**What the exercise asks**
Those lines of the records that contain "porta" are to be located and copied.

**Data section**
◆ ◆ ◆ ◆ ◆ ◆ ◆
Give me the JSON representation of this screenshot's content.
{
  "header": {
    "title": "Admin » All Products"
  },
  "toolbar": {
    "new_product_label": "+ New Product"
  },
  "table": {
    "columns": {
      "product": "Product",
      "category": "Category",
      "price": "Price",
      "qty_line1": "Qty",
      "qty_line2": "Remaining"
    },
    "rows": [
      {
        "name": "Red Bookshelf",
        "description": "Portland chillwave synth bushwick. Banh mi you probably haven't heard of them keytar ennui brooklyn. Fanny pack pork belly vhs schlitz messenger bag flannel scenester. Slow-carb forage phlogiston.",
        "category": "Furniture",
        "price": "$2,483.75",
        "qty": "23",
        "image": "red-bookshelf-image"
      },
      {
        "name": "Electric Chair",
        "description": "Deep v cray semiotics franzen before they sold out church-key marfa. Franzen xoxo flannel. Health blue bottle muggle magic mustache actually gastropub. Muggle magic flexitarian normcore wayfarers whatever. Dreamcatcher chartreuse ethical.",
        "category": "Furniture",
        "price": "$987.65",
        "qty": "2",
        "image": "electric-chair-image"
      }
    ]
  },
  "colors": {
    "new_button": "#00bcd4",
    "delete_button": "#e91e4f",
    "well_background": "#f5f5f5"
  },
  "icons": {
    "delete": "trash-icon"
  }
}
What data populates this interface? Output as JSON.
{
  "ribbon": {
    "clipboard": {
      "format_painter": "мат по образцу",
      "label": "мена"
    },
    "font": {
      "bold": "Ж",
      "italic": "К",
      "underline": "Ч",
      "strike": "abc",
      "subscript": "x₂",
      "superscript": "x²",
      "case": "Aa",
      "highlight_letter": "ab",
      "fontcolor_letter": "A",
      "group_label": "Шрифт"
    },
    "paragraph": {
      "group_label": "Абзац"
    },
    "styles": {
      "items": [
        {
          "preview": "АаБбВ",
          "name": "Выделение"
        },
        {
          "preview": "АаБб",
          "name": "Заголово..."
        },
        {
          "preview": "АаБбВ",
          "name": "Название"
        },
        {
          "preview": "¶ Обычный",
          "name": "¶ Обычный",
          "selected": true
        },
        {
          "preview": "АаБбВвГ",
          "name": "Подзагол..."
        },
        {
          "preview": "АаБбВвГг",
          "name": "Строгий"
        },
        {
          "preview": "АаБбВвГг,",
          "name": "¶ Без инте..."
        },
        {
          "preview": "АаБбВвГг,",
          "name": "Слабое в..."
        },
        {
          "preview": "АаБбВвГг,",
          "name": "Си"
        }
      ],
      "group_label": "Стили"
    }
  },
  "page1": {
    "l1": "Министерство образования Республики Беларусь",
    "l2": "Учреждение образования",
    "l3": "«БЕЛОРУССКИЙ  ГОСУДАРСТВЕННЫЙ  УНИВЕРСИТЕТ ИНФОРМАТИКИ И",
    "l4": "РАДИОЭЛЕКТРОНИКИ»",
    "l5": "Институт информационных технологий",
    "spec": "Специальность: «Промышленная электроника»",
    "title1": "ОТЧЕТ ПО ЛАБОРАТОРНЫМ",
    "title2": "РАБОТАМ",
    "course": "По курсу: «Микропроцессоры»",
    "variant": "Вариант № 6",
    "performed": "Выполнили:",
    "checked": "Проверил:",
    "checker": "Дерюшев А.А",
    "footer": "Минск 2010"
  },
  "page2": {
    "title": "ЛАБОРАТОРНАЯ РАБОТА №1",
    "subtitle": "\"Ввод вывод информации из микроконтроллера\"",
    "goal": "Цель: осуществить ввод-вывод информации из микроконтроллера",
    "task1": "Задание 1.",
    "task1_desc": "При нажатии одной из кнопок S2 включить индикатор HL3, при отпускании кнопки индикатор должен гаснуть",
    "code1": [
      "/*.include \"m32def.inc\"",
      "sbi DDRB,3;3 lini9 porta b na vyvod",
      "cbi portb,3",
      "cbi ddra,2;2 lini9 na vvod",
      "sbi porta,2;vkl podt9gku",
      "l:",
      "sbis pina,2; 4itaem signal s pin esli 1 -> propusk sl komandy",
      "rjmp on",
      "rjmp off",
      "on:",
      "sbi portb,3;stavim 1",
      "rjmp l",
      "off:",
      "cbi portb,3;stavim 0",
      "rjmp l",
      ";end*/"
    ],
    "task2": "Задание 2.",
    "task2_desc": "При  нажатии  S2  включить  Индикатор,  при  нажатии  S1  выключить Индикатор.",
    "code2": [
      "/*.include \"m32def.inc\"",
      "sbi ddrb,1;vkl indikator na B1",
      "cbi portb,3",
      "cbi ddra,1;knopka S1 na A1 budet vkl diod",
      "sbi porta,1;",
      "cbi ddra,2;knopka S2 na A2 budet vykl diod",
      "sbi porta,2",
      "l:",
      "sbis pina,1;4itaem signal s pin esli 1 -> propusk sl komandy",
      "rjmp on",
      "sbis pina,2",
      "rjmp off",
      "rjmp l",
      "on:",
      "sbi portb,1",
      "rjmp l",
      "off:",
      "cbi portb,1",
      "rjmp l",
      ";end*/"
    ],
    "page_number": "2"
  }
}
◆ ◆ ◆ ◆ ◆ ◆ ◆
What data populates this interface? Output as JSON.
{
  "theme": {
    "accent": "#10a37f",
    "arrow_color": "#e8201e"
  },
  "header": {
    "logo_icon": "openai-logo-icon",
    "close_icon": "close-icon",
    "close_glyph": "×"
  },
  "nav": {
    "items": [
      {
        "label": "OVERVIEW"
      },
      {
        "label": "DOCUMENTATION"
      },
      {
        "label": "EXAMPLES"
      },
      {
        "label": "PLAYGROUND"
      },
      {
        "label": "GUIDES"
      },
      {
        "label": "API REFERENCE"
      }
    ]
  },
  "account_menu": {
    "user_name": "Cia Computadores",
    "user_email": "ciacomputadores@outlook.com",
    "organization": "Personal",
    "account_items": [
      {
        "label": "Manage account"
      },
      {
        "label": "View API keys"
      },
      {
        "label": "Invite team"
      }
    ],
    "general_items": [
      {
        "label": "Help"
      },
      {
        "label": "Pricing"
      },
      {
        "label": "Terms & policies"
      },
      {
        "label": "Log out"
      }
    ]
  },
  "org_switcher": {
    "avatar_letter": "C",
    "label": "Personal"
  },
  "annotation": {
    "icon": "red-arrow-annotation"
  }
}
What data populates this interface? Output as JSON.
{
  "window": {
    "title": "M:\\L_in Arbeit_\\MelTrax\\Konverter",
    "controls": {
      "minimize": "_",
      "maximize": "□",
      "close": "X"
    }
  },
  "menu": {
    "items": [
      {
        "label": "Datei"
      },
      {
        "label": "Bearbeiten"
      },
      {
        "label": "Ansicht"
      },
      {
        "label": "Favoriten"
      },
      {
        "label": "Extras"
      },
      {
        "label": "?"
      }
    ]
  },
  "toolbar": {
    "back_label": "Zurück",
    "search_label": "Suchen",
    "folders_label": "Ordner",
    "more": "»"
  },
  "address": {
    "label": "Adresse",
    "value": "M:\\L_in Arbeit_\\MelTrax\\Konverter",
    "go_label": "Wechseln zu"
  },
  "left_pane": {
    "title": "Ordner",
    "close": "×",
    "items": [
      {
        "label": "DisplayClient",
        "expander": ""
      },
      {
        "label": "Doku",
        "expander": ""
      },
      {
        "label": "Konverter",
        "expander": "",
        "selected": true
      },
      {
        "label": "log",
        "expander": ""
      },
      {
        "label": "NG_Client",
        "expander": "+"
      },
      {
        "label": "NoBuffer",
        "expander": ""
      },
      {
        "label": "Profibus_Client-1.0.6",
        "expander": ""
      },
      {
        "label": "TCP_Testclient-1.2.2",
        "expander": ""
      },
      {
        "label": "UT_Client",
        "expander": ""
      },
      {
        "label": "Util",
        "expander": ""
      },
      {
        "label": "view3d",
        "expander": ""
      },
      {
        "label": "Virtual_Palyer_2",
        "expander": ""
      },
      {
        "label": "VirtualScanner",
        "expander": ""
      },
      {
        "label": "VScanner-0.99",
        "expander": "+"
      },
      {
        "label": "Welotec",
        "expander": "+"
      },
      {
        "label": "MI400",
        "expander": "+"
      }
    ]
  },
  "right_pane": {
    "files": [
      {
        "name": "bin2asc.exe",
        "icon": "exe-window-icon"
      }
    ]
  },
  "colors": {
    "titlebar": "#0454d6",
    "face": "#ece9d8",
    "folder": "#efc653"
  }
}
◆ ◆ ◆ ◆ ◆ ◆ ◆
**Task response**
      "sbi DDRB,3;3 lini9 porta b na vyvod",
      "sbi porta,2;vkl podt9gku",
      "sbi porta,1;",
      "sbi porta,2",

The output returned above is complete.